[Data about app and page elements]
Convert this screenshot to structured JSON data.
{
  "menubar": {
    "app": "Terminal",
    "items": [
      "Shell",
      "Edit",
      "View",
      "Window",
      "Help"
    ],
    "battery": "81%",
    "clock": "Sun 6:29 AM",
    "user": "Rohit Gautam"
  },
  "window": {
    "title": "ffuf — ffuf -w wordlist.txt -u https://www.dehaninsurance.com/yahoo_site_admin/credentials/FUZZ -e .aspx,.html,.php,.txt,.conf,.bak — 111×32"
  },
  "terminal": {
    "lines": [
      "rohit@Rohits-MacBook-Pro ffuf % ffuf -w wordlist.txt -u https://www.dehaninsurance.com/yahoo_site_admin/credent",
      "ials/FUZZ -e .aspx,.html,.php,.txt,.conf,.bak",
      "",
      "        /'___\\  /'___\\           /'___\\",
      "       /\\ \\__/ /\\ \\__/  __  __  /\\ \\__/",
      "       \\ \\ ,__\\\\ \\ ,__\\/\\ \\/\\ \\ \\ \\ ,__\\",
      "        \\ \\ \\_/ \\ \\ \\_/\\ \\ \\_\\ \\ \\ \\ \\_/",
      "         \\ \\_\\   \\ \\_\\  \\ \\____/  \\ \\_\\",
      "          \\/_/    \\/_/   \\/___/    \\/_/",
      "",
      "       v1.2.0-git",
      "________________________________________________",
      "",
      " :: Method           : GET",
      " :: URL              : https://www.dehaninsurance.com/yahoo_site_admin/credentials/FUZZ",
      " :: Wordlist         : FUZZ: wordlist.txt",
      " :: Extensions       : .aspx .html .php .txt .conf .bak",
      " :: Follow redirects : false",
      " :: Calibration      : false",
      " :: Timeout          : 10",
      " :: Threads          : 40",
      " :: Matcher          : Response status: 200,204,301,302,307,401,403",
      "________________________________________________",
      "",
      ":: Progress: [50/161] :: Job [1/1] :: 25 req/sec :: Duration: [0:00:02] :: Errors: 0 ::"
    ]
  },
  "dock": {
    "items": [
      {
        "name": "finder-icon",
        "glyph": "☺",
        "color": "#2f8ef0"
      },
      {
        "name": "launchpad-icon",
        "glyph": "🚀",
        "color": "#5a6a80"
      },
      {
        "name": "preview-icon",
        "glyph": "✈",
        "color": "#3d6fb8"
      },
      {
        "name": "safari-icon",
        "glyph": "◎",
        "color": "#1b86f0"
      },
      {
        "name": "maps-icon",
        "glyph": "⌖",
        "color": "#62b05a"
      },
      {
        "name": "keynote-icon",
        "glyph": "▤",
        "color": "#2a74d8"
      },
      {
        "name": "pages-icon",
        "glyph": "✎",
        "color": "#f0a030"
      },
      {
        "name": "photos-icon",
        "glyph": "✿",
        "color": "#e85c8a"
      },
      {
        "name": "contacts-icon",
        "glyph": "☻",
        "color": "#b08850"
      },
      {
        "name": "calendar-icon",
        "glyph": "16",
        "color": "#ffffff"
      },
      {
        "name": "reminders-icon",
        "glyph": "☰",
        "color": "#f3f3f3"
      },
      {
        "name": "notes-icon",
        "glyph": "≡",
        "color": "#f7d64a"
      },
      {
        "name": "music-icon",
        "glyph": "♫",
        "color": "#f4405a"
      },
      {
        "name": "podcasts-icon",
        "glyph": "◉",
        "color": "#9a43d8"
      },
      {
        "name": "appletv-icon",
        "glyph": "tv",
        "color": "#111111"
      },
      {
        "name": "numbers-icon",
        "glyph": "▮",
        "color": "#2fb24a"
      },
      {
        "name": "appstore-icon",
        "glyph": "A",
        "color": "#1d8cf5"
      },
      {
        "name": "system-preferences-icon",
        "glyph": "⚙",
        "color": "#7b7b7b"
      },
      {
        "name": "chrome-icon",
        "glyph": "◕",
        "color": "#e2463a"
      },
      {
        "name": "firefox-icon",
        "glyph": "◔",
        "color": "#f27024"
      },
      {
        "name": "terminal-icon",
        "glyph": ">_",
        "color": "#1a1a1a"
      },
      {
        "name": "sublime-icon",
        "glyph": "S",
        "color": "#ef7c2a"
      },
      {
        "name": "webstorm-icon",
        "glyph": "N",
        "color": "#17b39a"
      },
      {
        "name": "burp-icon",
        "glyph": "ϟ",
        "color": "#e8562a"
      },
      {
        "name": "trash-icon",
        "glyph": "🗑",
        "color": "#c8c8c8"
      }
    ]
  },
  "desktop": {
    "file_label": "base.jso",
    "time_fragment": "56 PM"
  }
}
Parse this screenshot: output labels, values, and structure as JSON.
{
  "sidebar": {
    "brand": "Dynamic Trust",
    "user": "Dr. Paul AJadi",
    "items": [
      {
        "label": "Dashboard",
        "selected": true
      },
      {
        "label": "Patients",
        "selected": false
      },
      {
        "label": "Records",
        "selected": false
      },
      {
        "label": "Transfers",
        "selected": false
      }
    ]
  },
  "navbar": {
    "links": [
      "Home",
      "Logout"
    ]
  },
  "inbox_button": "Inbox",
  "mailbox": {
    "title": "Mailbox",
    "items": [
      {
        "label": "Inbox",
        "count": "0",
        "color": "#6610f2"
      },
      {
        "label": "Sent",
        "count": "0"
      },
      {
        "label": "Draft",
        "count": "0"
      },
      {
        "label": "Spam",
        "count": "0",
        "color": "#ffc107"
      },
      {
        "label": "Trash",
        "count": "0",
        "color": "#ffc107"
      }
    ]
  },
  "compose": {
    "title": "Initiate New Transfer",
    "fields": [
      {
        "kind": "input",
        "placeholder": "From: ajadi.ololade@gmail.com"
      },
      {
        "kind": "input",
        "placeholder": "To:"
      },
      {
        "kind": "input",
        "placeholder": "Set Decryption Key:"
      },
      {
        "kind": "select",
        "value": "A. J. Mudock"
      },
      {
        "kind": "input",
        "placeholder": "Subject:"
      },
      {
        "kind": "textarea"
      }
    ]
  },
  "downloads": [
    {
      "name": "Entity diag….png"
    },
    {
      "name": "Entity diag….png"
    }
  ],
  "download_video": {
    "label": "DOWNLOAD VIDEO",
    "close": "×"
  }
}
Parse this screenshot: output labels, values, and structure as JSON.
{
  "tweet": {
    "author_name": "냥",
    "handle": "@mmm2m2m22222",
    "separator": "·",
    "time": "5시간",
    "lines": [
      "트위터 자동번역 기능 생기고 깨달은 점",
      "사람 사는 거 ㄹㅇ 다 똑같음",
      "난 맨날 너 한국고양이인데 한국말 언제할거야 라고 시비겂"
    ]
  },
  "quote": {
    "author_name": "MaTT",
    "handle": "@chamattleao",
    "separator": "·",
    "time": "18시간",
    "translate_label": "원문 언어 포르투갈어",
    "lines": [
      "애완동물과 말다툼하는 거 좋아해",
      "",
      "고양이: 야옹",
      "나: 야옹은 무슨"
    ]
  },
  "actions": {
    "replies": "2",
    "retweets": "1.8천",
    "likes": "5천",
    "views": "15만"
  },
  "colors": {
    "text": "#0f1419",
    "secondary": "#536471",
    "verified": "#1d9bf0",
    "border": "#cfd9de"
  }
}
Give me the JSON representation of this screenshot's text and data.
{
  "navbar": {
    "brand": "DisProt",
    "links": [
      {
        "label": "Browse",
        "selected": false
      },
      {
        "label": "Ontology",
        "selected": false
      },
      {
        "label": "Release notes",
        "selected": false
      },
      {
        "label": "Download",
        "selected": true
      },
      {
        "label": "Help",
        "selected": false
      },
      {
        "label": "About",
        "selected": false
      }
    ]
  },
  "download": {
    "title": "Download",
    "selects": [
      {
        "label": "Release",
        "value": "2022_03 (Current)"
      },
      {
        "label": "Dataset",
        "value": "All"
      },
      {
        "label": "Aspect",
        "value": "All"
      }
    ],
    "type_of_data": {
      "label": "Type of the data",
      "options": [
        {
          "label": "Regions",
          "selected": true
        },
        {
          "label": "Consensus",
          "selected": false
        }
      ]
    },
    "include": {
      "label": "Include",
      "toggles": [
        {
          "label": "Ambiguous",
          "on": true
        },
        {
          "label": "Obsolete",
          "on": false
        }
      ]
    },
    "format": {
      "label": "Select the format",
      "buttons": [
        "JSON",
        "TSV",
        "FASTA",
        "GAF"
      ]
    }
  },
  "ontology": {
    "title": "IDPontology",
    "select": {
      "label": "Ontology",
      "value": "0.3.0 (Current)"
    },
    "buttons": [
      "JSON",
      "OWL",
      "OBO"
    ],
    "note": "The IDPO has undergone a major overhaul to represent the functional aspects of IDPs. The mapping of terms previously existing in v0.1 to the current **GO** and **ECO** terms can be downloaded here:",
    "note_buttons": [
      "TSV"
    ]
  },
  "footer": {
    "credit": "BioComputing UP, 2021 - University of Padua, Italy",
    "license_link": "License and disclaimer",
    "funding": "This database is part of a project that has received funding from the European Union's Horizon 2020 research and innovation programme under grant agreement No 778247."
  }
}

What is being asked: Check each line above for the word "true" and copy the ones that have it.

Written reply:
        "selected": true
        "selected": true
          "selected": true
          "on": true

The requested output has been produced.